Unfortunately, some business owners are focused on the singular concept of “sell more stuff” tunnel vision, where there is little concern over the key performance indicators (KPIs) of the business. Although more sales is a common goal, it can’t be achieved consistently without regard for strategy and tactics in the process. When measuring your own KPIs, you may want to ask the following five questions:
How will you measure success?
If your only goal is to grow revenue, then you’ll have an easy time tracking KPIs related to this performance metric. But, if client retention is as important as dollars coming in, or if minimizing workplace accidents to an acceptable level is the key driver, then determine how you’re going to measure these indicators.
Most companies have different KPIs for different campaigns.

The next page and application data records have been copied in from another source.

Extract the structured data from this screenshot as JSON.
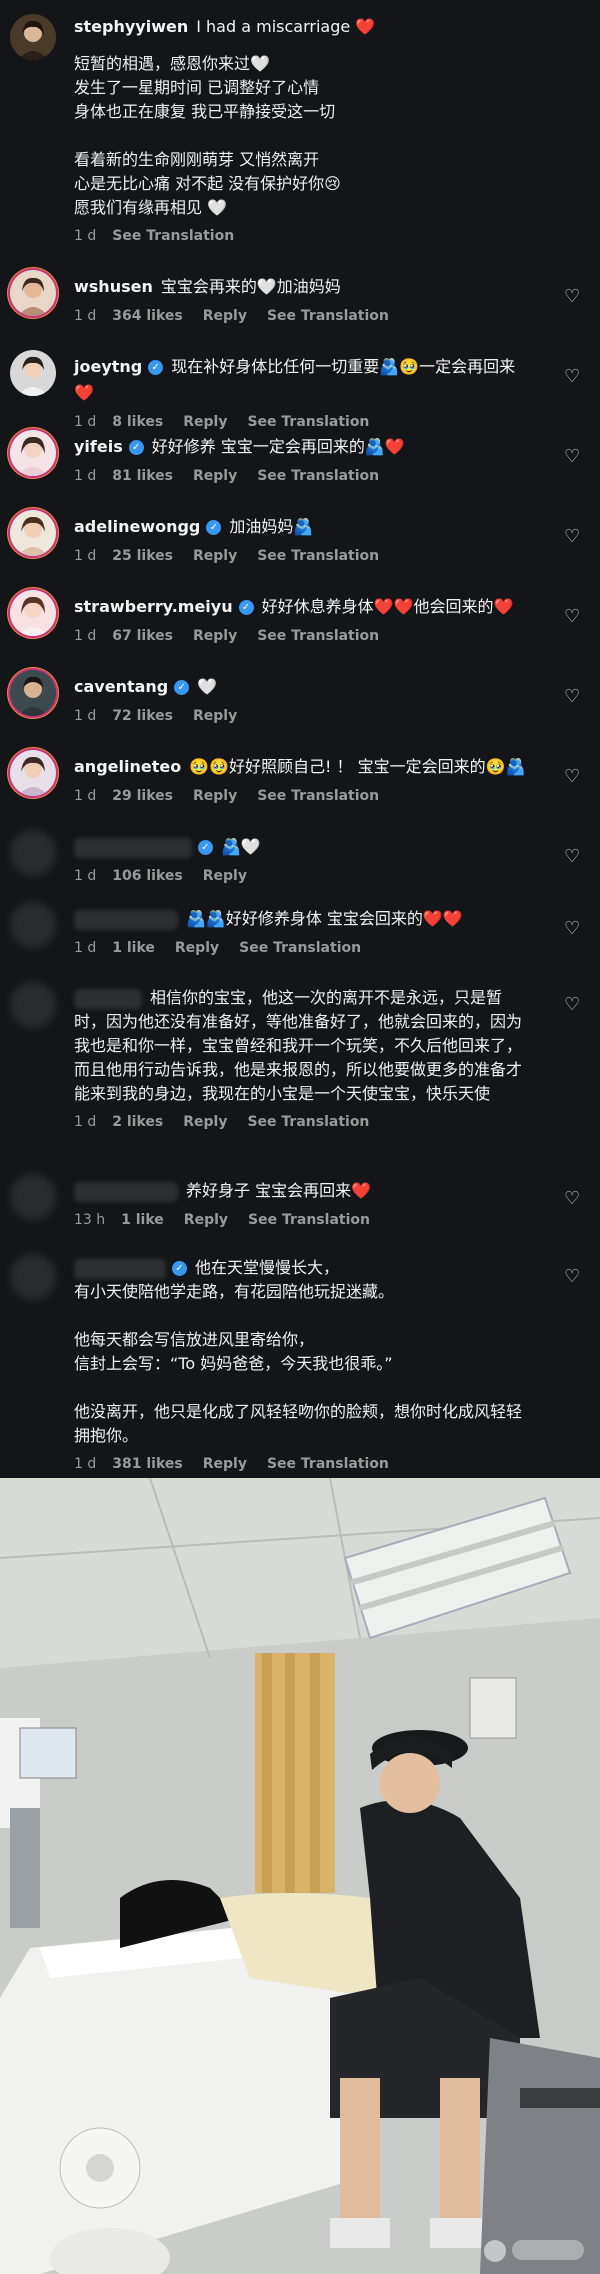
{
  "post": {
    "author": "stephyyiwen",
    "headline": "I had a miscarriage ❤️",
    "body": "短暂的相遇，感恩你来过🤍\n发生了一星期时间 已调整好了心情\n身体也正在康复 我已平静接受这一切\n\n看着新的生命刚刚萌芽 又悄然离开\n心是无比心痛 对不起 没有保护好你😢\n愿我们有缘再相见 🤍",
    "time": "1 d",
    "see_translation": "See Translation"
  },
  "labels": {
    "reply": "Reply",
    "see_translation": "See Translation"
  },
  "comments": [
    {
      "user": "wshusen",
      "verified": false,
      "text": "宝宝会再来的🤍加油妈妈",
      "time": "1 d",
      "likes": "364 likes",
      "translation": true
    },
    {
      "user": "joeytng",
      "verified": true,
      "text": "现在补好身体比任何一切重要🫂🥹一定会再回来❤️",
      "time": "1 d",
      "likes": "8 likes",
      "translation": true
    },
    {
      "user": "yifeis",
      "verified": true,
      "text": "好好修养 宝宝一定会再回来的🫂❤️",
      "time": "1 d",
      "likes": "81 likes",
      "translation": true
    },
    {
      "user": "adelinewongg",
      "verified": true,
      "text": "加油妈妈🫂",
      "time": "1 d",
      "likes": "25 likes",
      "translation": true
    },
    {
      "user": "strawberry.meiyu",
      "verified": true,
      "text": "好好休息养身体❤️❤️他会回来的❤️",
      "time": "1 d",
      "likes": "67 likes",
      "translation": true
    },
    {
      "user": "caventang",
      "verified": true,
      "text": "🤍",
      "time": "1 d",
      "likes": "72 likes",
      "translation": false
    },
    {
      "user": "angelineteo",
      "verified": false,
      "text": "🥹🥹好好照顾自己! ！ 宝宝一定会回来的🥹🫂",
      "time": "1 d",
      "likes": "29 likes",
      "translation": true
    },
    {
      "user": "",
      "verified": true,
      "text": "🫂🤍",
      "time": "1 d",
      "likes": "106 likes",
      "translation": false
    },
    {
      "user": "",
      "verified": false,
      "text": "🫂🫂好好修养身体 宝宝会回来的❤️❤️",
      "time": "1 d",
      "likes": "1 like",
      "translation": true
    },
    {
      "user": "",
      "verified": false,
      "text": "相信你的宝宝，他这一次的离开不是永远，只是暂时，因为他还没有准备好，等他准备好了，他就会回来的，因为我也是和你一样，宝宝曾经和我开一个玩笑，不久后他回来了，而且他用行动告诉我，他是来报恩的，所以他要做更多的准备才能来到我的身边，我现在的小宝是一个天使宝宝，快乐天使",
      "time": "1 d",
      "likes": "2 likes",
      "translation": true
    },
    {
      "user": "",
      "verified": false,
      "text": "养好身子 宝宝会再回来❤️",
      "time": "13 h",
      "likes": "1 like",
      "translation": true
    },
    {
      "user": "",
      "verified": true,
      "text": "他在天堂慢慢长大，\n有小天使陪他学走路，有花园陪他玩捉迷藏。\n\n他每天都会写信放进风里寄给你，\n信封上会写：“To 妈妈爸爸，今天我也很乖。”\n\n他没离开，他只是化成了风轻轻吻你的脸颊，想你时化成风轻轻拥抱你。",
      "time": "1 d",
      "likes": "381 likes",
      "translation": true
    }
  ],
  "icons": {
    "like": "heart-outline-icon",
    "play": "play-icon",
    "watermark": "watermark-logo"
  },
  "colors": {
    "background": "#131518",
    "verified": "#3897f0",
    "muted": "#9a9a9a"
  }
}
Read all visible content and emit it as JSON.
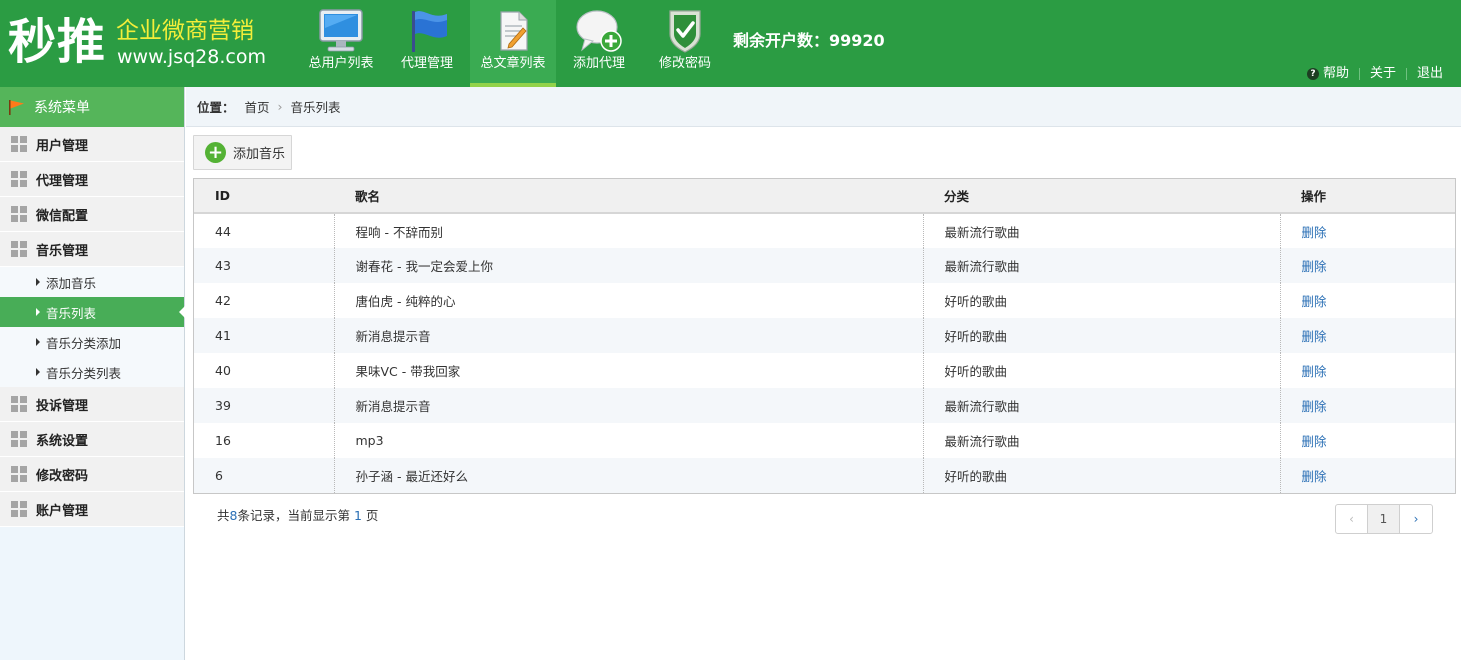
{
  "header": {
    "logo_main": "秒推",
    "logo_sub": "企业微商营销",
    "logo_url": "www.jsq28.com",
    "nav": [
      {
        "label": "总用户列表",
        "icon": "monitor-icon"
      },
      {
        "label": "代理管理",
        "icon": "flag-icon"
      },
      {
        "label": "总文章列表",
        "icon": "article-icon",
        "active": true
      },
      {
        "label": "添加代理",
        "icon": "chat-add-icon"
      },
      {
        "label": "修改密码",
        "icon": "shield-check-icon"
      }
    ],
    "remain_label": "剩余开户数：99920",
    "links": {
      "help": "帮助",
      "about": "关于",
      "logout": "退出"
    }
  },
  "sidebar": {
    "title": "系统菜单",
    "groups": [
      {
        "label": "用户管理"
      },
      {
        "label": "代理管理"
      },
      {
        "label": "微信配置"
      },
      {
        "label": "音乐管理",
        "items": [
          {
            "label": "添加音乐"
          },
          {
            "label": "音乐列表",
            "active": true
          },
          {
            "label": "音乐分类添加"
          },
          {
            "label": "音乐分类列表"
          }
        ]
      },
      {
        "label": "投诉管理"
      },
      {
        "label": "系统设置"
      },
      {
        "label": "修改密码"
      },
      {
        "label": "账户管理"
      }
    ]
  },
  "breadcrumb": {
    "pos_label": "位置：",
    "home": "首页",
    "current": "音乐列表"
  },
  "toolbar": {
    "add_label": "添加音乐"
  },
  "table": {
    "headers": [
      "ID",
      "歌名",
      "分类",
      "操作"
    ],
    "rows": [
      {
        "id": "44",
        "name": "程响 - 不辞而别",
        "category": "最新流行歌曲",
        "action": "删除"
      },
      {
        "id": "43",
        "name": "谢春花 - 我一定会爱上你",
        "category": "最新流行歌曲",
        "action": "删除"
      },
      {
        "id": "42",
        "name": "唐伯虎 - 纯粹的心",
        "category": "好听的歌曲",
        "action": "删除"
      },
      {
        "id": "41",
        "name": "新消息提示音",
        "category": "好听的歌曲",
        "action": "删除"
      },
      {
        "id": "40",
        "name": "果味VC - 带我回家",
        "category": "好听的歌曲",
        "action": "删除"
      },
      {
        "id": "39",
        "name": "新消息提示音",
        "category": "最新流行歌曲",
        "action": "删除"
      },
      {
        "id": "16",
        "name": "mp3",
        "category": "最新流行歌曲",
        "action": "删除"
      },
      {
        "id": "6",
        "name": "孙子涵 - 最近还好么",
        "category": "好听的歌曲",
        "action": "删除"
      }
    ]
  },
  "summary": {
    "prefix": "共",
    "total": "8",
    "middle": "条记录，当前显示第 ",
    "page": "1",
    "suffix": " 页"
  },
  "pager": {
    "prev": "‹",
    "current": "1",
    "next": "›"
  },
  "colors": {
    "header_green": "#2b9c43",
    "active_menu": "#48ad57",
    "link_blue": "#2a6fb5",
    "logo_yellow": "#f3ee3a"
  }
}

Client retention can be gauged by the frequency of re-orders after an initial client purchase. Safety can be measured by the number of days since an accident, or the resulting dollars lost due to an accident on the job. Make sure your KPIs are clear, or you’ll find it difficult to drive your team to successful outcomes.
What is most important to you?
Not all businesses operate in the same manner, so not all KPIs will be equally suited to all entities. You’ll need to start by determining what is important to you. Is market share the big piece? It is if you’re a bank. What about unit sales growth over the previous quarter? If you’re in manufacturing, that could be a big one. Additionally, while loyalty isn’t the easiest metric to measure, a loyal customer will generally buy more and stick around longer than a less loyal patron. Customer retention and gross sales – both from a unit perspective and total dollars earned – should be a part of any company’s KPIs.
Do your KPIs make sense?
Work your KPIs backward by first looking at the organization’s goals for the year. Ask yourself: Do your KPIs align with your business’ goals? Make sure your benchmarks are realistic given the timeframe and overall goals you’ve set forth. Keep seasonality or other business-specific modifiers in mind, too. The KPIs for one quarter may not be as fully applicable for the next.
Do your KPIs drive engagement?
Whether your company is driven by retail sales or you own or operate a physical location, one of the best indicators of a thriving business is robust engagement statistics – both on the client and employee sides. You can analyze bounce rates and time spent on your site with Google Analytics to see how engaged your average visitor is with your site. Take a look at click-through patterns and heat maps to see where on your page the visitor is clicking most frequently. This data will help drive your goals and make any necessary adjustments along the way.
Are your KPIs tied to your company’s future success?
While there is no such thing as having too much data on hand, you can run into trouble when you spend too much time focusing on the minutia, or items that are of little relevance to the business’ growth plan. Pare down your goals to several large and easily measurable benchmarks. Then, create tracking systems to keep close tabs on these indicators. You should know exactly where you should be, at any point in the year, in relation to these goals.
Use Data to Make Decisions
Now that you’ve determined what your KPIs should be and how to measure them, the real question is: How are you going to use the information gained? Are you simply monitoring progress toward a set goal, or are you keeping a close watch on the direction of the business in case you need to course-correct at any given time?
Remember, KPIs can be used to track performance, motivate team members, and enhance communication. By understanding what your key performance indicators are, how to track them, what to do with the information gained, and how to best react to KPI-related data, you’ll position your business for success.
Only through a deep understanding of KPIs can you drive the ultimate goal: optimal brand value. Do so, and you’ll create lasting connections with clients that will boost your business and create sustainable gains for years.